Rivers maintained his place among the league's better quarterbacks in 2017, and if it weren't for kicking miscues early in the season, probably would have been playing in January instead of spending it at home. Rivers' Top 100 tale is an intriguing one: He's bounced between the top 30-60 positions for much of its existence, save for the 2013 rankings, in which he missed it entirely after failing to break 4,000 yards passing for the first time since 2007. At this point, his legacy is all but cemented -- now we're only left to wonder how much longer he'll keep playing.
Rhodes has established his reputation for being a reliable cover corner in the league, and Minnesota's memorable 2017 season only helped his status. The defensive back served as part of the league's best defense in terms of yards allowed per game and second-best pass defense, ranking only behind Jacksonville's suffocating secondary. Rhodes played a major role, recording two interceptions, 10 passes defensed and 56 tackles as the Vikings finished as NFC North champions with a 13-3 mark. More of the same is to be expected from Rhodes.
It wasn't the season most were expecting from the Cowboys, and a lot of that had to do with Elliott, who missed six games due to suspension but still came painfully close to a second straight 1,000-yard season. Elliott needed some time to regain his form, and his suspension didn't help his rhythm, but he remains one of the league's most promising young backs. Behind one of the league's better offensive lines, a return to the upper half of the Top 100 should be expected from the former Ohio State Buckeye.

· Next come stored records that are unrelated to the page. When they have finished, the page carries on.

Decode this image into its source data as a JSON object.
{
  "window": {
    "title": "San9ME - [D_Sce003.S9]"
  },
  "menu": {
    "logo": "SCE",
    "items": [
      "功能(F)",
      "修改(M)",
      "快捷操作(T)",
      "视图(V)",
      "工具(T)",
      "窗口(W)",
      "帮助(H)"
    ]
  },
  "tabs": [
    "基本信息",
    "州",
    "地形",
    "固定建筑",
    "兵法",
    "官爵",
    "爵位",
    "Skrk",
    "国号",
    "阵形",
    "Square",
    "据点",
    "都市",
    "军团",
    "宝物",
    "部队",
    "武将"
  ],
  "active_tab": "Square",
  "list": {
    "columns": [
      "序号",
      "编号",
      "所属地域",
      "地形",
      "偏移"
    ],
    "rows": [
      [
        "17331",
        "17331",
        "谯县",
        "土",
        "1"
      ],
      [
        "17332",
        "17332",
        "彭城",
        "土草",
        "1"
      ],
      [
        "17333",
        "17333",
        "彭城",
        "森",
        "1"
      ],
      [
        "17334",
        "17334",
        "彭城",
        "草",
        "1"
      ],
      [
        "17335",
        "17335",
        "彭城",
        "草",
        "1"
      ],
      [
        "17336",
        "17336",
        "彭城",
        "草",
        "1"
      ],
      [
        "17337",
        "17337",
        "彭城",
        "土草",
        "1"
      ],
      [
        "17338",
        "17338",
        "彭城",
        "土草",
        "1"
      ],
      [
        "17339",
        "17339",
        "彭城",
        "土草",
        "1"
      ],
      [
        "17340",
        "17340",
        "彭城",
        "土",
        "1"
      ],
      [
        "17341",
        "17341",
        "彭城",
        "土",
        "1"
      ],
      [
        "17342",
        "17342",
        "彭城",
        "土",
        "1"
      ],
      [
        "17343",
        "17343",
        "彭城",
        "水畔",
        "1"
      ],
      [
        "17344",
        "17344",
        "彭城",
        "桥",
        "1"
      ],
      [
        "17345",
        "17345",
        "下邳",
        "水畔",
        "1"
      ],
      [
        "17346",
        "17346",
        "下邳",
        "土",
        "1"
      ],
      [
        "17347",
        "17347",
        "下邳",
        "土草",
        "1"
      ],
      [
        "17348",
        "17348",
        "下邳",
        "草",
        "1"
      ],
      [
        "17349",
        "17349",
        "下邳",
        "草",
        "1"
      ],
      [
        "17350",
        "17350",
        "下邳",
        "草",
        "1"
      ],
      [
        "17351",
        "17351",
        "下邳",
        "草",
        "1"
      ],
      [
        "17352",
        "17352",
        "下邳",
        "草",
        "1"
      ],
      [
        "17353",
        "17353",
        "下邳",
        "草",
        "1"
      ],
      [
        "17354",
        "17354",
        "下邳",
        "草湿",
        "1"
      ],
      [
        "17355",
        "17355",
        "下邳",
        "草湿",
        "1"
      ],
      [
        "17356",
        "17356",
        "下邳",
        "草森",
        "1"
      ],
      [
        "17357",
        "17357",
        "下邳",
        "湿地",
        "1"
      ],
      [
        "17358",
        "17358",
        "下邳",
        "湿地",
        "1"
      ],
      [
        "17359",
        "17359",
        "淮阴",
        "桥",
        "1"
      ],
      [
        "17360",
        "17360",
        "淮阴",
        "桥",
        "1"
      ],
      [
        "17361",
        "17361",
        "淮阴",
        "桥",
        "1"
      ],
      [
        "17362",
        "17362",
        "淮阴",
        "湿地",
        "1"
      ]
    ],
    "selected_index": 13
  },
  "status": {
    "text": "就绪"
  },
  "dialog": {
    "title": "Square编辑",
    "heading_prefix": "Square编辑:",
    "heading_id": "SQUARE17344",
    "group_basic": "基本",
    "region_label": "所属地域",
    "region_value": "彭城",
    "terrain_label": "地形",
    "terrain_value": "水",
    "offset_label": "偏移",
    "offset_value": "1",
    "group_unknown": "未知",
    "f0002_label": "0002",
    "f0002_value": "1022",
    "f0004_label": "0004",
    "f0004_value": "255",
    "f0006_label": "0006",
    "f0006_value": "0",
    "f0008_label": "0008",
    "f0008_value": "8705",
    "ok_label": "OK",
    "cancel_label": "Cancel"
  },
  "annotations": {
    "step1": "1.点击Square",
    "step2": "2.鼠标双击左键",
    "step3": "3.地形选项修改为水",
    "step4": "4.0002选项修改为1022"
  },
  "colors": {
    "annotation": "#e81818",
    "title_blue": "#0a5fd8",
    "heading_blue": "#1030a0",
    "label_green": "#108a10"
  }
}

Denver's fall from grace resulted in a drop for Talib as well, who slides from 37th to 52nd in this year's Top 100. That shouldn't be taken as a criticism of his play, though, as evidenced by the Rams' willingness to give up a fifth-round pick for the veteran corner. Talib leaves what was once a vaunted defense in Denver for a potentially better one in Los Angeles as part of a Rams team that is looking to build off a surprising 11-5 campaign that saw it win the NFC West title. He brings with him an established career that saw him record 31 tackles, seven passes defensed and one interception in 2017.
Landry's time with Miami came to an end after the team franchise tagged him and then dealt him to Cleveland, where he'll join a revamped Browns offense led by quarterback Tyrod Taylor (and eventually, Baker Mayfield). The slot receiver sees a 10-place slide despite more than doubling his touchdown receptions, going from four in 2016 to nine in 2017. His yardage, both in total and average, dropped by over 100 yards in 2017, partially as a result of catching passes from Jay Cutler and not Ryan Tannehill. Numbers aside, the wideout's future remains incredibly bright, and with a quarterback who rarely throws interceptions, Landry figures to break 1,000 yards yet again in his first season in Cleveland.
Keenum's ascension was one of the best stories from 2017, but even with his stellar campaign, his first-time entry in the Top 100 at No. 51 is stunning. Minnesota's offense was a well-oiled machine with Keenum at the controls, outplaying all expectations in relief duty after starter Sam Bradford missed the majority of the season due to injury. The Vikings didn't miss a beat with the crafty Keenum, who was reliably sharp as the starter, enough to earn him a new contract with the Denver Broncos. Even with his excellent 2017, a second appearance inside the Top 60 would be surprising.